What does Mosaic mean in biology?


In genetics, a mosaic (or mosaicism) means the presence of two different genotypes in an individual which developed from a single fertilized egg. As a result, the individual has two or more genetically different cell lines derived from a single zygote.

What does it mean for a membrane to be selectively permeable?

A selectively permeable cell membrane is one that allows certain molecules or ions to pass through it by means of active or passive transport. Active transport processes require the cell to expend energy to move the materials, while passive transport can be done without using cellular energy.

What is meant by the term fluid mosaic model quizlet?

Fluid Mosaic Model. A model that refers to how the lipid bilayer tends to act more like a liquid than a solid and contains a number of different components. Glycolipid.

What is meant by membrane fluidity?

In biology, membrane fluidity refers to the viscosity of the lipid bilayer of a cell membrane or a synthetic lipid membrane.

Why are aquaporins important to cells?


Aquaporins selectively conduct water molecules in and out of the cell, while preventing the passage of ions and other solutes. Also known as water channels, aquaporins are integral membrane pore proteins. These are also essential for the water transport system in plants and tolerance to drought and salt stresses.

Why are membranes impermeable to most substances?

Why are membranes impermeable to most substances? They are impermeable because they are composed of a lipid bilayer. Large molecules, polar molecules and charged ions can't cross this barrier. For example, channel proteins form channels for small molecules to diffuse through (facilitated diffusion).

What moves in the fluid mosaic model?

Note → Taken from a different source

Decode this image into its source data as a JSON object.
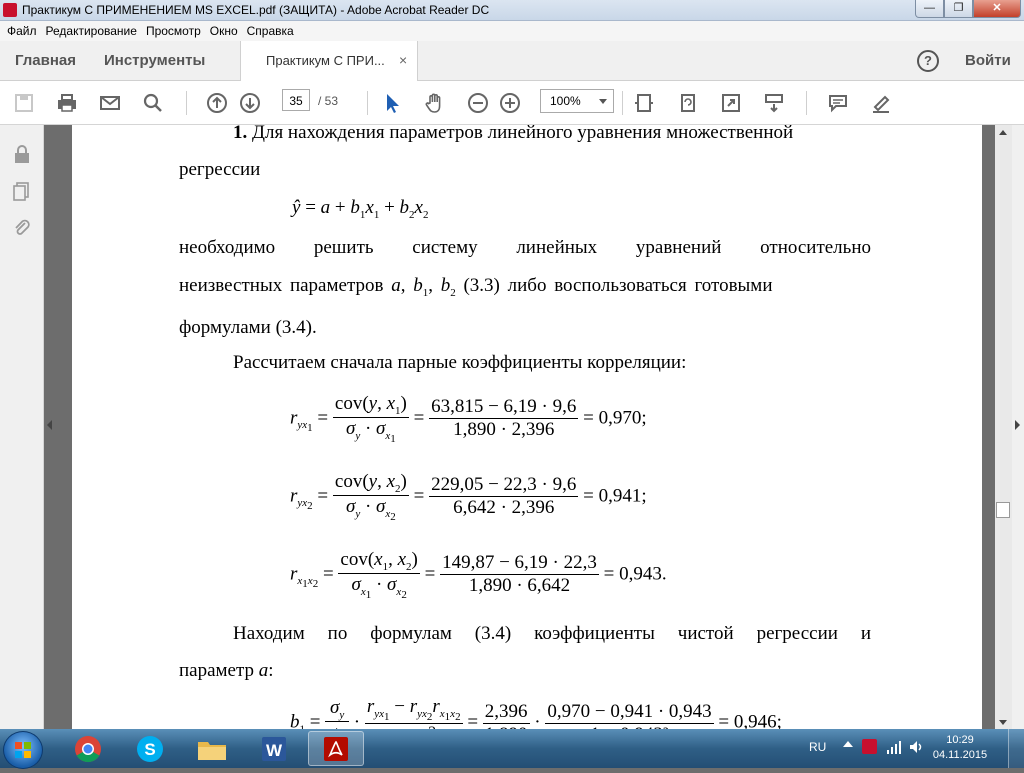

The Fluid Mosaic Model proposes that integral membrane proteins are embedded in the phospholipid bilayer, as seen in the opening image. The membrane proteins and lipids of the membrane can move laterally around the membrane, much like buoys in water, or sideways throughout the membrane.